But you know what? You’re not competing with them. You’re really not. You’re competing with yourself. Consider runners in Track. Sometimes it’s not about being the fastest runner, it’s about running the fastest race you’ve ever run before. It’s about your personal best. If someone is faster than you, but you beat your personal best and they didn’t, then who REALLY won in that case?
If you focus on the success of others, all you’re doing is taking away from your own success. Hating someone and being jealous of them won’t do anything to make your own writing better, or increase your number of fans.
And yes, I admit it’s not always as easy as that. I’m guilty of being a very jealous person, and not even just of my friends at LTWF. I’m jealous of J. K. Rowling (If I could only be as successful as her!). I’m jealous of Stephen King (If only I could write as many books as him!). I’m jealous of Chuck Palahniuk (If only I were as original as he is!). I’m jealous of Toni Morrisson (oh, if only I could write like her!).
I’m also jealous of writers I don’t like, like Stephenie Meyer and Christopher Paolini. I’m jealous of their success, particularly when I think it’s so undeserved.
But none of that jealousy is going to help me do any better. EXCEPT if I use my jealousy for a positive purpose. I think Toni Morrisson is the most gifted writer I’ve ever heard of. My jealousy of her writing style inspires me to improve my own. I’m so jealous of Chuck Palahniuk for his mind-blowing story lines, and that inspires me to work hard on my own stories to create my own brand of originality and mind-blowingness.
I’m jealous of J. K. Rowling.
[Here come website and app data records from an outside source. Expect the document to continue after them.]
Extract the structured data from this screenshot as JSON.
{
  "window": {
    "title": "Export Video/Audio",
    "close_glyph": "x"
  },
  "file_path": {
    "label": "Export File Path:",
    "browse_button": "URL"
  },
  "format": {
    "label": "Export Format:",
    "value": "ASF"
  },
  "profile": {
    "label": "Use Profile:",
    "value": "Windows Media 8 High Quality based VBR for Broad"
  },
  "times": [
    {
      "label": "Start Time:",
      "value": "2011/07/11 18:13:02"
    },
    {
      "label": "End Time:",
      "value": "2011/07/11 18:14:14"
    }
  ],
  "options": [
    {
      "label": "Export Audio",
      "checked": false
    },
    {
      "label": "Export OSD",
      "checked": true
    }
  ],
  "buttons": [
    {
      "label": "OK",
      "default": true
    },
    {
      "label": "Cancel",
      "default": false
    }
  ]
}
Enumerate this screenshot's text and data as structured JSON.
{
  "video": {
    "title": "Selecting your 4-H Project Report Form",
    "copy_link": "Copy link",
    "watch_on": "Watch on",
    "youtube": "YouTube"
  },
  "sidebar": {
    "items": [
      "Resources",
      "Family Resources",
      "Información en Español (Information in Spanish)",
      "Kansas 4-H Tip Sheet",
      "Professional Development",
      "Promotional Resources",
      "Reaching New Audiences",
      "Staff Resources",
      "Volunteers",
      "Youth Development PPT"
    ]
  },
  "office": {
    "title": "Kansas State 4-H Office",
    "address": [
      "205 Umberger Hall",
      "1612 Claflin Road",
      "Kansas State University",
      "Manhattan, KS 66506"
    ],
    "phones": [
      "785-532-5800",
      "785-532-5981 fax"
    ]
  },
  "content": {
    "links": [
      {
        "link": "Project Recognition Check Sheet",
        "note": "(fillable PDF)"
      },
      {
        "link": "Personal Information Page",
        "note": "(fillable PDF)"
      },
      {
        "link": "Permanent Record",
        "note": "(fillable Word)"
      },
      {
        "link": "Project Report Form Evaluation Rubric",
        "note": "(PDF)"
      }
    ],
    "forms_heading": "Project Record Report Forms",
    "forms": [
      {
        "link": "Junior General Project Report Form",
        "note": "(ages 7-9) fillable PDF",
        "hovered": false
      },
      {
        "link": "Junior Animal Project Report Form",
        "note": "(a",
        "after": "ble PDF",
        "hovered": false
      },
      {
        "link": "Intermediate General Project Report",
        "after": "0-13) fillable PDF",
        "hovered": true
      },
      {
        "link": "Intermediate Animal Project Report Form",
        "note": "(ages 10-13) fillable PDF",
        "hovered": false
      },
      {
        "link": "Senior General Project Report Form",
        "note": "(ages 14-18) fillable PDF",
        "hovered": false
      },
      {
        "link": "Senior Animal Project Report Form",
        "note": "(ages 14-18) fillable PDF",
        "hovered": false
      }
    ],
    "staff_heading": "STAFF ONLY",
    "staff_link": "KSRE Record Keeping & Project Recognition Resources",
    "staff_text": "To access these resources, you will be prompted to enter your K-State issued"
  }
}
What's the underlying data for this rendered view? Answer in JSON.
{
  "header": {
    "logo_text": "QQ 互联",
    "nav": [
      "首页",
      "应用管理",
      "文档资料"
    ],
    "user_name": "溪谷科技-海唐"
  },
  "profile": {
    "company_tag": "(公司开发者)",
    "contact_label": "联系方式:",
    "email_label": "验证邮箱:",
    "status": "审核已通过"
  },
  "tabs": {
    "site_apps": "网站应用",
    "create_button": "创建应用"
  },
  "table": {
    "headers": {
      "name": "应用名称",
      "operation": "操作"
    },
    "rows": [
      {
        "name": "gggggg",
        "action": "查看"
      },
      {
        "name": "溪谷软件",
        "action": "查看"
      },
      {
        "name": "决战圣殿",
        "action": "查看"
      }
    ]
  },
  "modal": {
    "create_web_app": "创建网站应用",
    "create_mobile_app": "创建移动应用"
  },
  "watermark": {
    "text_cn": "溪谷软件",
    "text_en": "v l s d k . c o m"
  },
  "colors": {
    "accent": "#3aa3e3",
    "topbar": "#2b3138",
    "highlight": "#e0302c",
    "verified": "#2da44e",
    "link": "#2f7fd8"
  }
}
Well, okay then, I better write something that can appeal to everyone if I want that much success. I’m jealous of Stephen King, so I better focus, focus, focus and write constantly if I want to have as many books out as him.
(Please keep in mind that you shouldn’t copy others, but instead strengthen your own style)
You can use your jealousy for a constructive purpose, or you can use it to hurt yourself. Please, don’t hurt yourself. 😉
Remember, if you want to have any measure of success, you must take the attributes that you admire in others and use them to inspire you to improve your own writing. Don’t let jealousy consume you, instead let it fuel your desire to be the best writer you can be. If your jealousy is targeted at someone really good, let them be an inspiration, not a source of hatred and self-doubt.
I think that we at LTWF still struggle with jealousy and self-doubt, especially when we’re at all stages of the publishing process, from just finished first novel to already published. But, when one of us has good news, we’re there to cheer, and when one of us has bad news, we’re there to sympathize and encourage.
I believe that we will all make it. And I believe that you will, too, if you don’t give up, and if you focus on your own writing, and not how much better someone else’s is.
Best of luck,
Savannah J. Foley
Savannah J. Foley is the author of the Antebellum (originally known as Woman’s World) series on Fictionpress. She has written five novels, owns her own freelance writing company, and is signed with the Bradford Literary Agency. Antebellum is currently out on submissions. Her website is www.savannahjfoley.com, but she updates more frequently on her livejournal.